Did you know that Egyptians thought of themselves as multi-ethnic and Arabs as only living on the Arabian Peninsula? Yeah, us neither.
Did you know that even at a language level, written Arabic is way different than tons of different dialects of spoken Arabic? Yeah, us…you get the point.
Here's another word that lights up your news feed daily. We know that feminism is awesome—we know it means equality between men and women, and we know that it strives to abolish things like rape culture and the gender pay gap.
But Ahmed sheds light on some pernicious issues even within feminism. Issues like Ahmed's own disregard of traditional "female" work before she realized that her disregard was a symptom of internalized sexism. Issues like the overwhelming whiteness of American feminism…especially in the 1970s, but still a problem today. Issues like the pervasive belief that religious beliefs and feminism are incompatible.
Yeah. Leila Ahmed deals with all of this massive stuff, and more.
So, what are you waiting for? You're a citizen of the world…and (in our opinion, at least) that means that A Border Passage is a must-read in the most literal sense of the word.
That's Professor Ahmed to You...
This is Leila Ahmed's bio page at Harvard Divinity School.
This Is the City of the Dead

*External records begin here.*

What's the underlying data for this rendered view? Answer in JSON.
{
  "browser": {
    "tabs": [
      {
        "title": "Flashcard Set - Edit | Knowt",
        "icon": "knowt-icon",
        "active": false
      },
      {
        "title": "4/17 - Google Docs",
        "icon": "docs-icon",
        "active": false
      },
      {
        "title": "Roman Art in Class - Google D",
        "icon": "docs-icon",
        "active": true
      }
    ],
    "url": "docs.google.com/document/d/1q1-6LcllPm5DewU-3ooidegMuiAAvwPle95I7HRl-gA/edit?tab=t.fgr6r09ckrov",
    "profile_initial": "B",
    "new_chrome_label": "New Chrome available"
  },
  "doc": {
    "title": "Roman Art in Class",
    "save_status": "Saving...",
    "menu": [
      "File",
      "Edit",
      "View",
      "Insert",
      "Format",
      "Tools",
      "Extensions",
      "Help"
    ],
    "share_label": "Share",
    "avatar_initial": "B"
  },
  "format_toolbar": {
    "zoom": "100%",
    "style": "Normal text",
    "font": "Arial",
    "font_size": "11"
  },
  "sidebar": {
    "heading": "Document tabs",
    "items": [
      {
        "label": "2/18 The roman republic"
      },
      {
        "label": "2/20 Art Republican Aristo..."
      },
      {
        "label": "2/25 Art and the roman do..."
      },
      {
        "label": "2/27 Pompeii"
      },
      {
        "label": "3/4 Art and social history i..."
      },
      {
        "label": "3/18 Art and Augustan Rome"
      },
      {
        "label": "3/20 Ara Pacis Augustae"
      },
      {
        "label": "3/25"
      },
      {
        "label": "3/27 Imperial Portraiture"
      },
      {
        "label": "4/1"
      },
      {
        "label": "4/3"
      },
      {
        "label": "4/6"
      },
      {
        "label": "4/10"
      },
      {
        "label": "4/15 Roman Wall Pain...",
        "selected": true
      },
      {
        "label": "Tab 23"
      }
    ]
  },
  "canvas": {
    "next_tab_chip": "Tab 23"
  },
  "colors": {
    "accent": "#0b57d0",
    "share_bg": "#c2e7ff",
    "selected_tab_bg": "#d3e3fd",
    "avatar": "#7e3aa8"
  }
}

Ahmed mentions visiting el-Arafa, Cairo's four-mile-long cemetery—and not being able to find her parents' graves. As she weaves her way through it, she mentions that the cemetery is actually a city unto itself and that the tombs often house families. This is the photographic story of two families who live there among the dead.
A Quiet Revolution
Leila Ahmed's book explores the return of the custom of veiling (i.e., wearing hijab) for Muslim women around the world—and what it means.
Ahmed fulfills her desire to dig deep into the subject of women and Islam with her first book, Women and Gender in Islam (1992).
Islam, the Movie
Leila Ahmed worked as an advisor to this 2002 PBS documentary Muhammad: Legacy of a Prophet.
Islam and Feminism
Ahmed talks women's issues in Islam, including wearing hijab, with Ingrid Lilly.
A Controversial Claim
Ahmed's theories about what the veil means to Muslim women challenge what people know or think they know about feminism and patriarchy in the Arab world. Sometimes, her audience doesn't react so well.
Hijab Debate < Four Minutes
A quick overview of Ahmed's research on Muslim women wearing the veil, especially in Western countries.
The Book Circuit
Leila Ahmed speaks with Terry Gross of NPR's Fresh Air about her then-new work, A Border Passage.
Bringing About Change
Ahmed joins a panel of speakers on Neal Conan's Talk of the Nation to discuss powerful Muslim women reforming Islam from the inside.
On Muslim Women's Power and Choice
A short BBC 4's Women's Hour interview with Leila Ahmed on her book A Quiet Revolution.
All That We Don't Know
Krista Tippett speaks with Leila Ahmed about women and Islam for her show, On Being. They discuss the wearing of hijab and how it signifies vastly different things to different people.
A Sentimental Journey
This blog contains some wonderful pics of Cairo from the 1880s to the 1950s—including the storefront of Délices, a sweet shop mentioned by Ahmed in her work.
A considerate blogger has gleaned images of Egyptian political life in the 1940s from Life magazine's vast open collection for us to enjoy.